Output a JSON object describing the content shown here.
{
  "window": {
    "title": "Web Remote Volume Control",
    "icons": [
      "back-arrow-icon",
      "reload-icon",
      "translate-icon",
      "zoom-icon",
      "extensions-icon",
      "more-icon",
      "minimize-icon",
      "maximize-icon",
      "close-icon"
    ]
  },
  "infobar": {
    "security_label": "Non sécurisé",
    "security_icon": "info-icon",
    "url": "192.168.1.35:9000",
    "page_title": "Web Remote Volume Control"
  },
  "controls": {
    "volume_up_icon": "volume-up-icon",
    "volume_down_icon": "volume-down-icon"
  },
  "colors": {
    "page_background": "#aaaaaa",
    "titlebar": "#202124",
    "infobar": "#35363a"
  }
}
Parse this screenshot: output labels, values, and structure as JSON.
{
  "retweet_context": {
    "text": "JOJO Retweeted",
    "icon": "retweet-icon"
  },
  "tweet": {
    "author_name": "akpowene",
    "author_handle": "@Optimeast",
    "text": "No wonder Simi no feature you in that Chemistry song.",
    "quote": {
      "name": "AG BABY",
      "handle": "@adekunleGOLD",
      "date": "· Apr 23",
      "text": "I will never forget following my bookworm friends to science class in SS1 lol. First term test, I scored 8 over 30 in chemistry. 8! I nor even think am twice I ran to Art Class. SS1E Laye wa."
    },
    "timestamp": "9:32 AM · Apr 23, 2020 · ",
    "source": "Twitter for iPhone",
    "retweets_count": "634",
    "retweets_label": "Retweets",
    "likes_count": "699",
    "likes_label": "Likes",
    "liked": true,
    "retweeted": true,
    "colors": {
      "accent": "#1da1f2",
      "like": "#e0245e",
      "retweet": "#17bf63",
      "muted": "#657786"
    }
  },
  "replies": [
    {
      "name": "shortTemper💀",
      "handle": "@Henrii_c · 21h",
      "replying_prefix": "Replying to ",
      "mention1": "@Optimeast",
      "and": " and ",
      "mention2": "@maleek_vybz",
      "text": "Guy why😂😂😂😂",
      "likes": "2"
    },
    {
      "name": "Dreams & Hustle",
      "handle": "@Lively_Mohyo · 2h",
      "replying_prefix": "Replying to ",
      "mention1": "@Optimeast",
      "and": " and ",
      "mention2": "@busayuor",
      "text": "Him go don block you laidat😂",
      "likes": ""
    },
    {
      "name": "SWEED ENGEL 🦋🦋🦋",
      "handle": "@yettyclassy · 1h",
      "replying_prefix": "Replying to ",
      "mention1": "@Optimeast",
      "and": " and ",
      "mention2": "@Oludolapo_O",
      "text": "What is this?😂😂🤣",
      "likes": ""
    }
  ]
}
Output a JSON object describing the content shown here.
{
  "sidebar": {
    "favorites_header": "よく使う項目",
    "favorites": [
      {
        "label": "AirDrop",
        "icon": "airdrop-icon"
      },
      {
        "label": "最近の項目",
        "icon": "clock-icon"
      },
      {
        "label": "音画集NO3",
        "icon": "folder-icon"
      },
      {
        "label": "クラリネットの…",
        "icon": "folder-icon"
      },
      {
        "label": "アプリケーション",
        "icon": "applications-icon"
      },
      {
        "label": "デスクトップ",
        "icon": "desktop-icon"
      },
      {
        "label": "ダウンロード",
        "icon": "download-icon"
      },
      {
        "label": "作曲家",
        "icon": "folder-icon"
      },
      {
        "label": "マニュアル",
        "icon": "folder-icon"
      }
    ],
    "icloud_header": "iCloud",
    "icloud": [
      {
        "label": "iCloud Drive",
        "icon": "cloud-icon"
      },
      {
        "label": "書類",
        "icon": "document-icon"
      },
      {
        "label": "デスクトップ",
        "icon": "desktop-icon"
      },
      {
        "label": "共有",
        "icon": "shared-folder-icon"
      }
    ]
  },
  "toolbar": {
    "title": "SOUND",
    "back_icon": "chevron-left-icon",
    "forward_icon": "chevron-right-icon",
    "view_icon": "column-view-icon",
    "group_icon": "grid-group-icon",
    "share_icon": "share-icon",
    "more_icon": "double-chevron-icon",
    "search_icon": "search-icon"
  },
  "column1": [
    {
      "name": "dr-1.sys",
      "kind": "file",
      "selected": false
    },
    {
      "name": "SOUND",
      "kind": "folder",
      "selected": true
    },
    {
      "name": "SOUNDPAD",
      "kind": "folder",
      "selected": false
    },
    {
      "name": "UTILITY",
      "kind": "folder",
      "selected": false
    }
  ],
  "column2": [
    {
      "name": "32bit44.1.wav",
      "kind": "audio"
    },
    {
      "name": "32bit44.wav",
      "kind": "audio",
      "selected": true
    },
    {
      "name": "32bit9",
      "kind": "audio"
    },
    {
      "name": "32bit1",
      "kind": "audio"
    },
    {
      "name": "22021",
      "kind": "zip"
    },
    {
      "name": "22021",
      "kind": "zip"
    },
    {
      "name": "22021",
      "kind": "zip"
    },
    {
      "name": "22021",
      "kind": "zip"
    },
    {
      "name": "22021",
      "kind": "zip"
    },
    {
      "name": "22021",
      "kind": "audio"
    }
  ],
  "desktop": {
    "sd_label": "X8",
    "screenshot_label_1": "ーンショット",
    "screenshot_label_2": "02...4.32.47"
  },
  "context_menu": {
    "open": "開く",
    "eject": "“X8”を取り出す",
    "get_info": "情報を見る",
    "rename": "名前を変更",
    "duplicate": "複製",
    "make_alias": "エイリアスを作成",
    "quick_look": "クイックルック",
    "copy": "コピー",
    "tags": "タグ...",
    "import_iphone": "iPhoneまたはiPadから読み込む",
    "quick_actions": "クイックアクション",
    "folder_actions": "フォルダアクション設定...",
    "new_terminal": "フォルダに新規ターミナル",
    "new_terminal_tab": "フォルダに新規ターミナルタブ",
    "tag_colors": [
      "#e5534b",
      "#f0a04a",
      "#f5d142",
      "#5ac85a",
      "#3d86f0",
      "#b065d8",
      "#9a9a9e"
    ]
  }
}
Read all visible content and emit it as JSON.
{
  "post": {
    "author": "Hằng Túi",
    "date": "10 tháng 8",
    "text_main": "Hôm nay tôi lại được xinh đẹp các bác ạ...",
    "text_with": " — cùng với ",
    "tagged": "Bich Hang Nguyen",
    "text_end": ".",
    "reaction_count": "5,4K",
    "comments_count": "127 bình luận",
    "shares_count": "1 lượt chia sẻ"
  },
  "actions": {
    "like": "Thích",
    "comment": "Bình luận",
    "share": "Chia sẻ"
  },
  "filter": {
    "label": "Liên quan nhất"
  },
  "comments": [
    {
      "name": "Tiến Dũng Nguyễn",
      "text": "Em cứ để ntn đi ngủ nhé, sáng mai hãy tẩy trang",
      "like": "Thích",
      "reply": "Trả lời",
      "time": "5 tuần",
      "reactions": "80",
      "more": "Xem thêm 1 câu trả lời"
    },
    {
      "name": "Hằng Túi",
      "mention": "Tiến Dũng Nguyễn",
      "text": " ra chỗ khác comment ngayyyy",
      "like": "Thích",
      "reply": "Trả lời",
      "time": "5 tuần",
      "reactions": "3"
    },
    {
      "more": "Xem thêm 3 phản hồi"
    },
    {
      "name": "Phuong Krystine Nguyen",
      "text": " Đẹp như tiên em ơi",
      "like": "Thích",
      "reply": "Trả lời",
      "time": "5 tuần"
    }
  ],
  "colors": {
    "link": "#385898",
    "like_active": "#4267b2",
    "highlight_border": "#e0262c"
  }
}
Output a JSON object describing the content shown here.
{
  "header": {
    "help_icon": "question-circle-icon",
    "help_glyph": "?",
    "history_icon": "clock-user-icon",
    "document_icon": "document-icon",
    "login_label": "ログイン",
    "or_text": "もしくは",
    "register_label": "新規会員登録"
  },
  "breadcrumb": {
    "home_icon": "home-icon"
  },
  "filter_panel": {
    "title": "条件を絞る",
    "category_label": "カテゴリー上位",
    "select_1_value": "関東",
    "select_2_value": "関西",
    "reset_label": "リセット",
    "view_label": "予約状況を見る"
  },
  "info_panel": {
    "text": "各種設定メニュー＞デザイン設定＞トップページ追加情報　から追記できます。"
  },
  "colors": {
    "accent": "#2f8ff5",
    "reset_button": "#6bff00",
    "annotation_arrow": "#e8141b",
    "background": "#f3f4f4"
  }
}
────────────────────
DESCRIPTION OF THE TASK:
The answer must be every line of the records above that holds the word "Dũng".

TASK SOLUTION:
      "name": "Tiến Dũng Nguyễn",
      "mention": "Tiến Dũng Nguyễn",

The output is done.